The silenced CT rifle has a number of small advantages over the M4A4. It’s silenced which can help keep lurkers hidden and boasts slightly better accuracy at range. While useful, the M4A1-S’s abysmal body shot damage was the key factor keeping most pros on the M4A4. Previously, it dealt just 23 damage to the chest and 28 to the stomach against an armored opponent.
As of Operation Riptide, the M4A1-S now deals 26 damage to the chest and 33 damage to the stomach at medium ranges. The damage falloff also appears to be reduced, as four-shot kills are still possible at longer ranges. Considering that five-shot kills were the previous standard, this is an excellent buff for the M4A1-S.
The Desert Eagle is a deadly weapon in the hands of a skilled CSGO player, but its lethality at close ranges has been greatly reduced. Before the Riptide balance patch, it was very common for Deagle users to kill close enemies with two body shots.

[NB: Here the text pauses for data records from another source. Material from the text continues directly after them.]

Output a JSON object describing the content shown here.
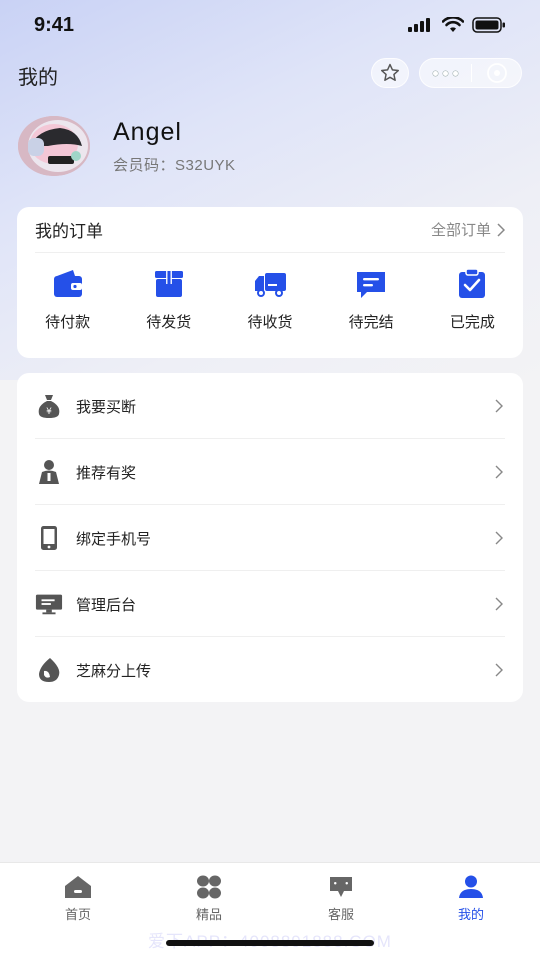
{
  "status_bar": {
    "time": "9:41"
  },
  "nav": {
    "title": "我的"
  },
  "profile": {
    "name": "Angel",
    "member_code": "会员码：S32UYK"
  },
  "orders": {
    "title": "我的订单",
    "all_label": "全部订单",
    "items": [
      {
        "label": "待付款",
        "icon": "wallet-icon"
      },
      {
        "label": "待发货",
        "icon": "package-icon"
      },
      {
        "label": "待收货",
        "icon": "truck-icon"
      },
      {
        "label": "待完结",
        "icon": "message-icon"
      },
      {
        "label": "已完成",
        "icon": "clipboard-check-icon"
      }
    ]
  },
  "menu": {
    "items": [
      {
        "label": "我要买断",
        "icon": "money-bag-icon"
      },
      {
        "label": "推荐有奖",
        "icon": "person-icon"
      },
      {
        "label": "绑定手机号",
        "icon": "phone-icon"
      },
      {
        "label": "管理后台",
        "icon": "monitor-icon"
      },
      {
        "label": "芝麻分上传",
        "icon": "sesame-icon"
      }
    ]
  },
  "tabs": [
    {
      "label": "首页",
      "icon": "home-icon",
      "active": false
    },
    {
      "label": "精品",
      "icon": "grid-icon",
      "active": false
    },
    {
      "label": "客服",
      "icon": "chat-icon",
      "active": false
    },
    {
      "label": "我的",
      "icon": "user-icon",
      "active": true
    }
  ],
  "watermark": "爱下APP：4008891888.COM",
  "colors": {
    "accent": "#2550e8",
    "icon_gray": "#555555"
  }
}
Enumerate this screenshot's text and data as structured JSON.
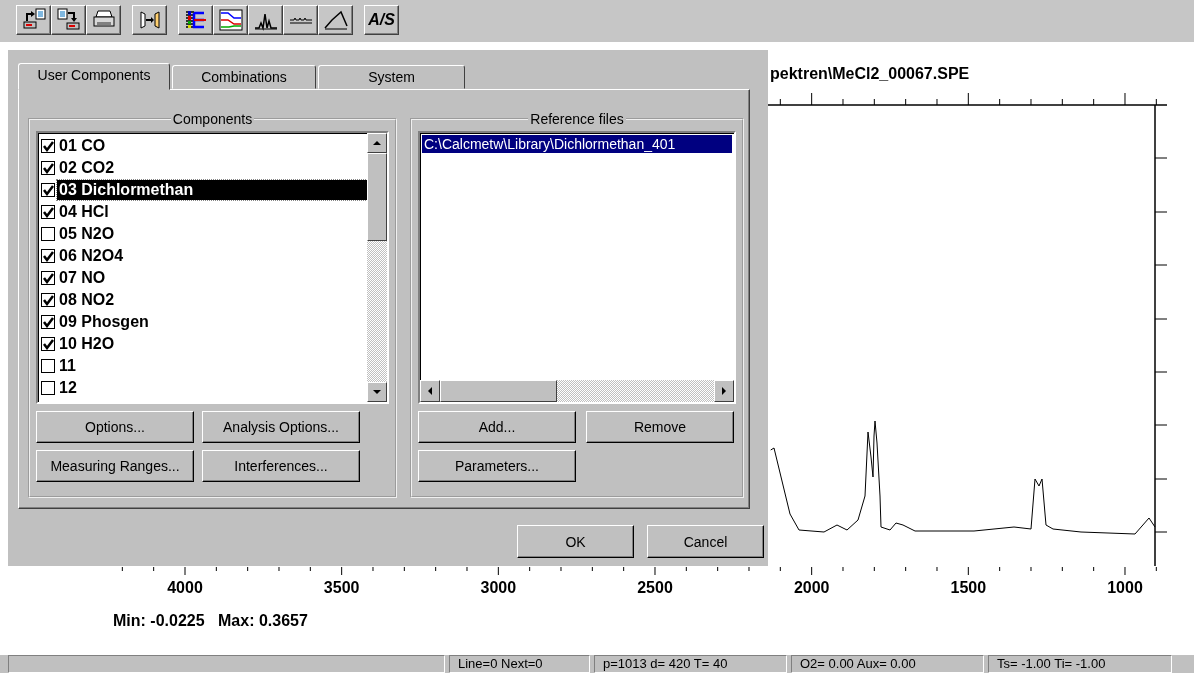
{
  "toolbar": {
    "text_button": "A/S"
  },
  "spectrum": {
    "title": "pektren\\MeCl2_00067.SPE",
    "x_axis_labels": [
      "4000",
      "3500",
      "3000",
      "2500",
      "2000",
      "1500",
      "1000"
    ],
    "min_text": "Min: -0.0225",
    "max_text": "Max: 0.3657"
  },
  "dialog": {
    "tabs": [
      {
        "label": "User Components",
        "selected": true
      },
      {
        "label": "Combinations",
        "selected": false
      },
      {
        "label": "System",
        "selected": false
      }
    ],
    "components": {
      "title": "Components",
      "items": [
        {
          "label": "01 CO",
          "checked": true,
          "selected": false
        },
        {
          "label": "02 CO2",
          "checked": true,
          "selected": false
        },
        {
          "label": "03 Dichlormethan",
          "checked": true,
          "selected": true
        },
        {
          "label": "04 HCl",
          "checked": true,
          "selected": false
        },
        {
          "label": "05 N2O",
          "checked": false,
          "selected": false
        },
        {
          "label": "06 N2O4",
          "checked": true,
          "selected": false
        },
        {
          "label": "07 NO",
          "checked": true,
          "selected": false
        },
        {
          "label": "08 NO2",
          "checked": true,
          "selected": false
        },
        {
          "label": "09 Phosgen",
          "checked": true,
          "selected": false
        },
        {
          "label": "10 H2O",
          "checked": true,
          "selected": false
        },
        {
          "label": "11",
          "checked": false,
          "selected": false
        },
        {
          "label": "12",
          "checked": false,
          "selected": false
        }
      ],
      "buttons": [
        "Options...",
        "Analysis Options...",
        "Measuring Ranges...",
        "Interferences..."
      ]
    },
    "reference_files": {
      "title": "Reference files",
      "items": [
        {
          "label": "C:\\Calcmetw\\Library\\Dichlormethan_401",
          "selected": true
        }
      ],
      "buttons": [
        "Add...",
        "Remove",
        "Parameters..."
      ]
    },
    "footer_buttons": [
      "OK",
      "Cancel"
    ]
  },
  "status_bar": {
    "panels": [
      "Line=0 Next=0",
      "p=1013 d= 420 T= 40",
      "O2= 0.00 Aux= 0.00",
      "Ts= -1.00 Ti= -1.00"
    ]
  }
}
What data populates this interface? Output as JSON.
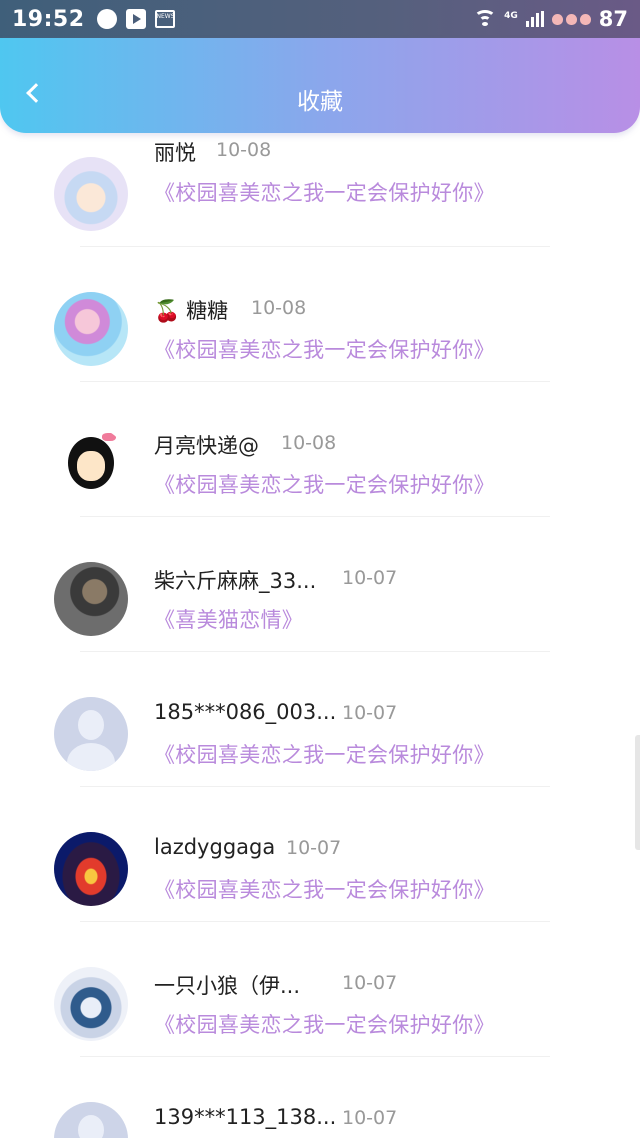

It dealt 58 damage to the chest and 72 to the gut of armored enemies.
Now the Deagle is much less threatening up close. Chest shots only deal 47 damage at close range, which demands three bullets to secure the kill. Stomach shots now deal 57 damage at close ranges, which can still allow for a two-shot kill, but that quickly drops down to 46 damage with distance. The Deagle nerf may seem harsh, but players can still two-shot each other with shots to the stomach and the guaranteed kill with a headshot remains in place.
In addition to these two major changes, the Dual Berettas also got a minor reduction to their purchase price. The paired pistols can now be purchased for just $300. Grenades are also droppable, which could play a major role in how CTs defend sites and Ts stop retakes. All the Operation Riptide balance changes combined could affect the outcome of the $2 million PGL Major Stockholm starting October 26.